The so-called Gravity Recovery and Climate Experiment Follow-On (GRACE-FO) – a collaboration between NASA and the German Research Centre for Geosciences (GFZ) – will use two satellites to precisely track variations in the Earth’s gravitational pull resulting from the movement of water around the planet.
These gravitational changes will cause the distance between the two satellites to vary slightly. Although the two satellites orbit 137 miles (220km) apart, advanced instruments continuously measure their separation to within the width of a human red blood cell.
“GRACE-FO will provide unique insights into how our complex planet operates,” said Thomas Zurbuchen, associate administrator of NASA’s Science Mission Directorate. “Just as important, because the mission monitors many key aspects of the Earth’s water cycle, GRACE-FO data will be used throughout the world to improve people’s lives – from better predictions of drought impacts to higher-quality information on use and management of water from underground aquifers.”
Initial telemetry gathered following the launch showed that the satellites are performing as expected, travelling at 7.5 kilometres per second at an altitude of around 490km and circling Earth once every 90 minutes.
As the name suggests, the project is a follow on from GRACE, which was the first mission to measure the amount of ice being lost from the Greenland and Antarctic ice sheets. The mission improved our understanding of the processes responsible for sea level rise and ocean circulation, provided insights into where global groundwater resources are shrinking or growing, showed where dry soils are contributing to drought, and monitored changes in the solid Earth, such as from earthquakes.
Frank Webb, GRACE-FO project scientist at NASA’s Jet Propulsion Laboratory in Pasadena, California, noted that to understand changes taking place in the climate system, scientists need data records several decades long. “Extending the data record from GRACE will allow us to better distinguish short-term variability from longer-term trends,” he said.
The GRACE-FO satellites will spend their first few days in space moving to the separation distance needed to perform their mission. When they reach this distance, the mission will begin an 85-day, in-orbit checkout phase. Mission managers will evaluate the instruments and satellite systems and perform calibration and alignment procedures.
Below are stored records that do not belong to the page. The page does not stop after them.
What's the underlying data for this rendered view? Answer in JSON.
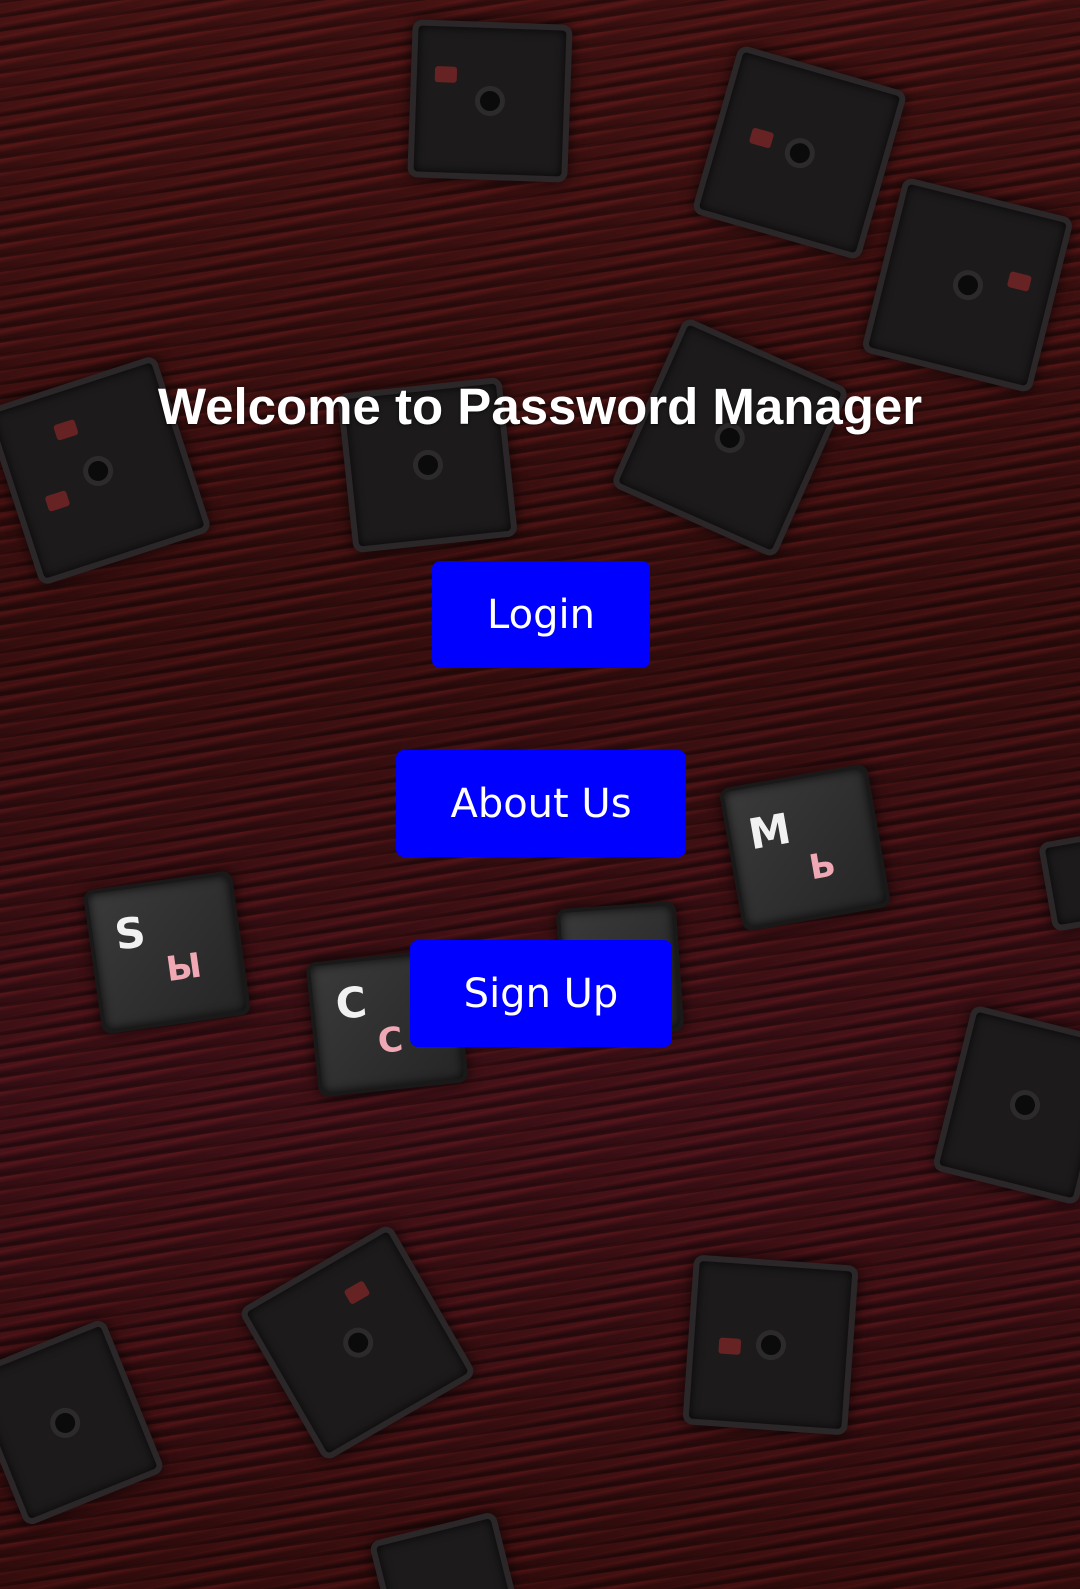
{
  "page": {
    "title": "Welcome to Password Manager"
  },
  "buttons": {
    "login": "Login",
    "about": "About Us",
    "signup": "Sign Up"
  },
  "background": {
    "key_letters": [
      {
        "main": "S",
        "sub": "Ы"
      },
      {
        "main": "C",
        "sub": "C"
      },
      {
        "main": "M",
        "sub": "Ь"
      }
    ]
  },
  "colors": {
    "button": "#0000ff",
    "button_text": "#ffffff",
    "title_text": "#ffffff",
    "background": "#3a0f0f"
  }
}
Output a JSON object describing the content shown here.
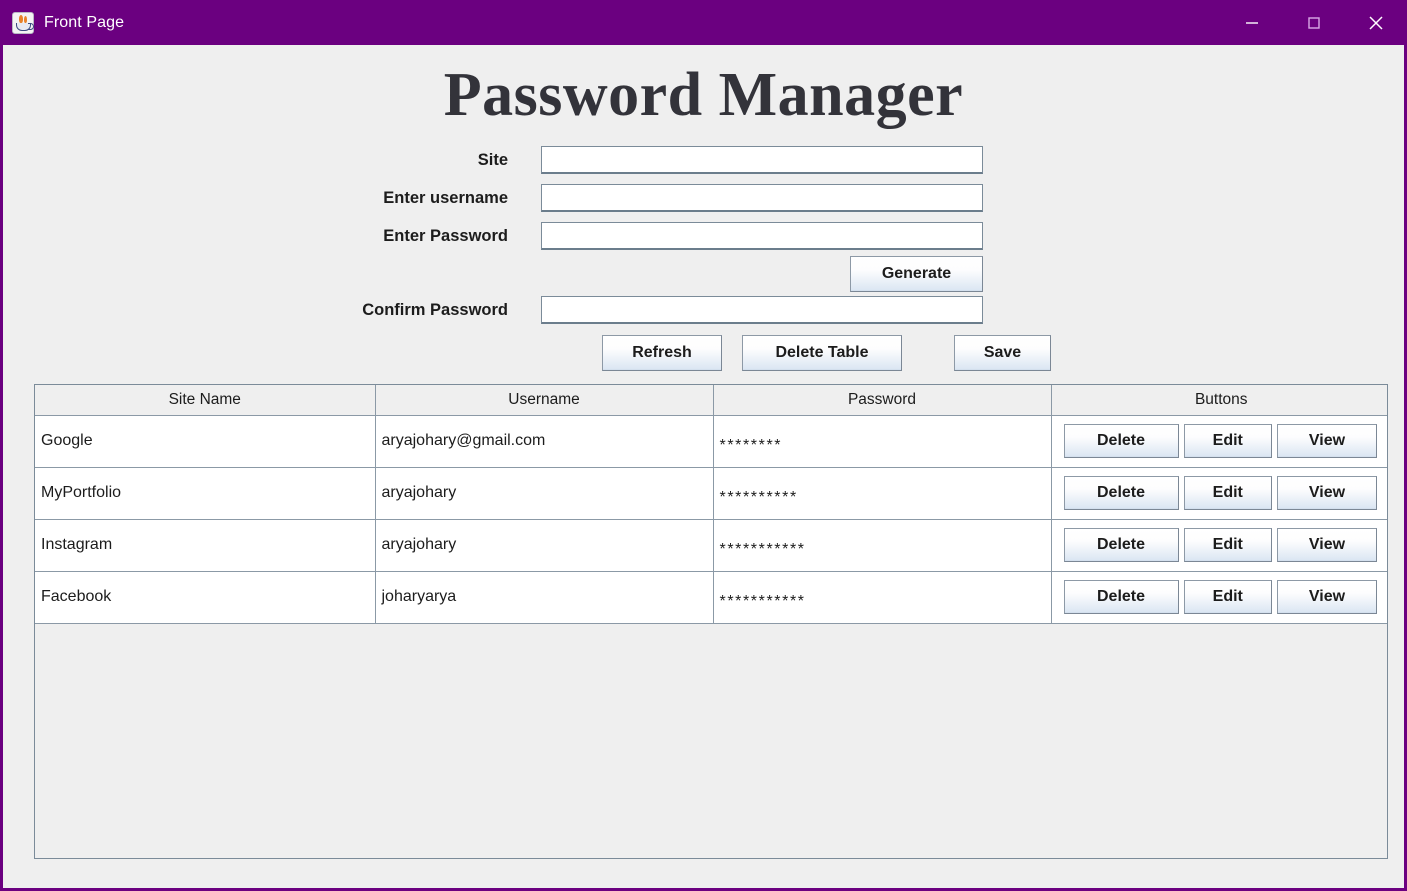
{
  "window": {
    "title": "Front Page",
    "icon": "java-coffee-cup-icon",
    "accent_color": "#6b0080",
    "background_color": "#efefef",
    "controls": {
      "minimize": "minimize-icon",
      "maximize": "maximize-icon",
      "close": "close-icon"
    }
  },
  "page": {
    "heading": "Password Manager"
  },
  "form": {
    "fields": [
      {
        "label": "Site",
        "value": "",
        "placeholder": ""
      },
      {
        "label": "Enter username",
        "value": "",
        "placeholder": ""
      },
      {
        "label": "Enter Password",
        "value": "",
        "placeholder": ""
      },
      {
        "label": "Confirm Password",
        "value": "",
        "placeholder": ""
      }
    ],
    "generate_label": "Generate"
  },
  "actions": {
    "refresh_label": "Refresh",
    "delete_table_label": "Delete Table",
    "save_label": "Save"
  },
  "table": {
    "headers": [
      "Site Name",
      "Username",
      "Password",
      "Buttons"
    ],
    "row_buttons": {
      "delete_label": "Delete",
      "edit_label": "Edit",
      "view_label": "View"
    },
    "rows": [
      {
        "site": "Google",
        "username": "aryajohary@gmail.com",
        "password_mask": "********",
        "password_length": 8
      },
      {
        "site": "MyPortfolio",
        "username": "aryajohary",
        "password_mask": "**********",
        "password_length": 10
      },
      {
        "site": "Instagram",
        "username": "aryajohary",
        "password_mask": "***********",
        "password_length": 11
      },
      {
        "site": "Facebook",
        "username": "joharyarya",
        "password_mask": "***********",
        "password_length": 11
      }
    ]
  }
}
Then the satellites will begin gathering and processing science data. The first science data are expected to be released in about seven months.